The transport of hydrochloric acid across a supported liquid membrane using Aliquat 336 in xylene as a carrier was studied. The effect of carrier concentration (0.1–0.6M) on the transportation of hydrochloric acid with and without phase modifier was investigated. The study indicated that the flux of transportation decreased with increasing carrier concentration in the absence of phase modifier. In the presence of phase modifier, however, the flux increased up to 0.2M carrier concentration and started decreasing afterwards. The transportation behavior of hydrochloric acid with and without phase modifier has been attributed to the tendency of aggregation of the carrier.
The problem of common extension ofcharges (finitely additive measures) is generalised to include group-valued functions defined on a system of sets (u-systems). To eachu-systemU an Abelian groupH(U) is attached. Every Abelian group is isomorphic to one of the formH(U). The groupH(U) is an indicator for extendability of charges fromU to the Boolean algebra generated byU. AllG-valued measures extend if and only if Ext(H(U),G)=0, for instance.
Authors:Nivedila Patnaik, R. Patil, R. Saktivelu, and R. Bhima Rao
In this paper an attempt has been made to characterize the low grade calcareous graphite ore from Shivaganga region, India. By judicious combination of structural, thermal and chemical analytical techniques, the liberation size of graphite as well as estimation of minerals are determined to establish a feasible beneficiation process. This data show a good correlation. The ore consists of graphite, calcite and quartz as major minerals. The d-values and decomposition of calcite are found maximum at two size fractions i.e., +500 and below 90 microns. The TG and chemical analysis data on quantitative minerals estimation confirms that calcite significantly liberates below 90 micron size fraction and accounts for 60% calcite and 10% graphite minerals distribution. The DTA data show that calcite decomposes between 700–850°C and graphite starts combustion at 850°C. In view of this, to achieve calcite free graphite the ore needs to be calcined below 850°C and ground to 80% passing 75 micron size prior to flotation.
A new process for the partitioning of plutonium and uranium during the reprocessing of spent fuel discharged from fast reactor
was optimised using hydroxyurea (HU) as a reductant. Stoichiometric ratio of HU required for the reduction of Pu(IV) was studied.

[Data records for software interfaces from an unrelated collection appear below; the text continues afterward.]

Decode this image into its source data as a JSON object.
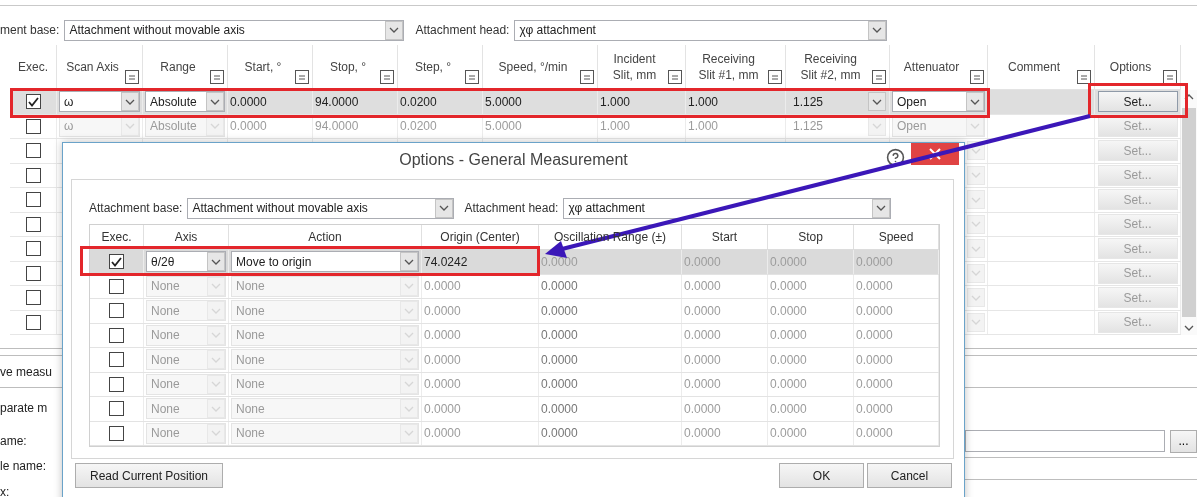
{
  "attachment": {
    "base_label": "ment base:",
    "base_value": "Attachment without movable axis",
    "head_label": "Attachment head:",
    "head_value": "χφ attachment"
  },
  "table": {
    "columns": [
      {
        "label": "Exec.",
        "filter": false
      },
      {
        "label": "Scan Axis",
        "filter": true
      },
      {
        "label": "Range",
        "filter": true
      },
      {
        "label": "Start, °",
        "filter": true
      },
      {
        "label": "Stop, °",
        "filter": true
      },
      {
        "label": "Step, °",
        "filter": true
      },
      {
        "label": "Speed, °/min",
        "filter": true
      },
      {
        "label": "Incident\nSlit, mm",
        "filter": true
      },
      {
        "label": "Receiving\nSlit #1, mm",
        "filter": true
      },
      {
        "label": "Receiving\nSlit #2, mm",
        "filter": true
      },
      {
        "label": "Attenuator",
        "filter": true
      },
      {
        "label": "Comment",
        "filter": true
      },
      {
        "label": "Options",
        "filter": true
      }
    ],
    "rows": [
      {
        "kind": "full",
        "checked": true,
        "selected": true,
        "enabled": true,
        "scan_axis": "ω",
        "range": "Absolute",
        "start": "0.0000",
        "stop": "94.0000",
        "step": "0.0200",
        "speed": "5.0000",
        "incident_slit": "1.000",
        "receiving_slit_1": "1.000",
        "receiving_slit_2": "1.125",
        "attenuator": "Open",
        "options": "Set..."
      },
      {
        "kind": "full",
        "checked": false,
        "selected": false,
        "enabled": false,
        "scan_axis": "ω",
        "range": "Absolute",
        "start": "0.0000",
        "stop": "94.0000",
        "step": "0.0200",
        "speed": "5.0000",
        "incident_slit": "1.000",
        "receiving_slit_1": "1.000",
        "receiving_slit_2": "1.125",
        "attenuator": "Open",
        "options": "Set..."
      },
      {
        "kind": "covered",
        "checked": false,
        "selected": false,
        "enabled": false,
        "options": "Set..."
      },
      {
        "kind": "covered",
        "checked": false,
        "selected": false,
        "enabled": false,
        "options": "Set..."
      },
      {
        "kind": "covered",
        "checked": false,
        "selected": false,
        "enabled": false,
        "options": "Set..."
      },
      {
        "kind": "covered",
        "checked": false,
        "selected": false,
        "enabled": false,
        "options": "Set..."
      },
      {
        "kind": "covered",
        "checked": false,
        "selected": false,
        "enabled": false,
        "options": "Set..."
      },
      {
        "kind": "covered",
        "checked": false,
        "selected": false,
        "enabled": false,
        "options": "Set..."
      },
      {
        "kind": "covered",
        "checked": false,
        "selected": false,
        "enabled": false,
        "options": "Set..."
      },
      {
        "kind": "covered",
        "checked": false,
        "selected": false,
        "enabled": false,
        "options": "Set..."
      }
    ]
  },
  "side_form": {
    "labels": [
      "ve measu",
      "parate m",
      "ame:",
      "le name:",
      "x:"
    ],
    "browse_button": "..."
  },
  "dialog": {
    "title": "Options - General Measurement",
    "attachment": {
      "base_label": "Attachment base:",
      "base_value": "Attachment without movable axis",
      "head_label": "Attachment head:",
      "head_value": "χφ attachment"
    },
    "columns": [
      "Exec.",
      "Axis",
      "Action",
      "Origin (Center)",
      "Oscillation Range (±)",
      "Start",
      "Stop",
      "Speed"
    ],
    "rows": [
      {
        "checked": true,
        "selected": true,
        "enabled": true,
        "axis": "θ/2θ",
        "action": "Move to origin",
        "origin": "74.0242",
        "oscillation_range": "0.0000",
        "start": "0.0000",
        "stop": "0.0000",
        "speed": "0.0000"
      },
      {
        "checked": false,
        "selected": false,
        "enabled": false,
        "axis": "None",
        "action": "None",
        "origin": "0.0000",
        "oscillation_range": "0.0000",
        "start": "0.0000",
        "stop": "0.0000",
        "speed": "0.0000"
      },
      {
        "checked": false,
        "selected": false,
        "enabled": false,
        "axis": "None",
        "action": "None",
        "origin": "0.0000",
        "oscillation_range": "0.0000",
        "start": "0.0000",
        "stop": "0.0000",
        "speed": "0.0000"
      },
      {
        "checked": false,
        "selected": false,
        "enabled": false,
        "axis": "None",
        "action": "None",
        "origin": "0.0000",
        "oscillation_range": "0.0000",
        "start": "0.0000",
        "stop": "0.0000",
        "speed": "0.0000"
      },
      {
        "checked": false,
        "selected": false,
        "enabled": false,
        "axis": "None",
        "action": "None",
        "origin": "0.0000",
        "oscillation_range": "0.0000",
        "start": "0.0000",
        "stop": "0.0000",
        "speed": "0.0000"
      },
      {
        "checked": false,
        "selected": false,
        "enabled": false,
        "axis": "None",
        "action": "None",
        "origin": "0.0000",
        "oscillation_range": "0.0000",
        "start": "0.0000",
        "stop": "0.0000",
        "speed": "0.0000"
      },
      {
        "checked": false,
        "selected": false,
        "enabled": false,
        "axis": "None",
        "action": "None",
        "origin": "0.0000",
        "oscillation_range": "0.0000",
        "start": "0.0000",
        "stop": "0.0000",
        "speed": "0.0000"
      },
      {
        "checked": false,
        "selected": false,
        "enabled": false,
        "axis": "None",
        "action": "None",
        "origin": "0.0000",
        "oscillation_range": "0.0000",
        "start": "0.0000",
        "stop": "0.0000",
        "speed": "0.0000"
      }
    ],
    "read_button": "Read Current Position",
    "buttons": [
      "OK",
      "Cancel"
    ]
  }
}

The effect of concentration of uranium, plutonium and acidity on the distribution ratio (Kd) of Pu in the presence of HU was
studied. The effect of HU in further purification of Pu such as solvent extraction and precipitation of plutonium as oxalate
was also studied. The results of the study indicate that Pu and U can be separated from each other using HU as reductant.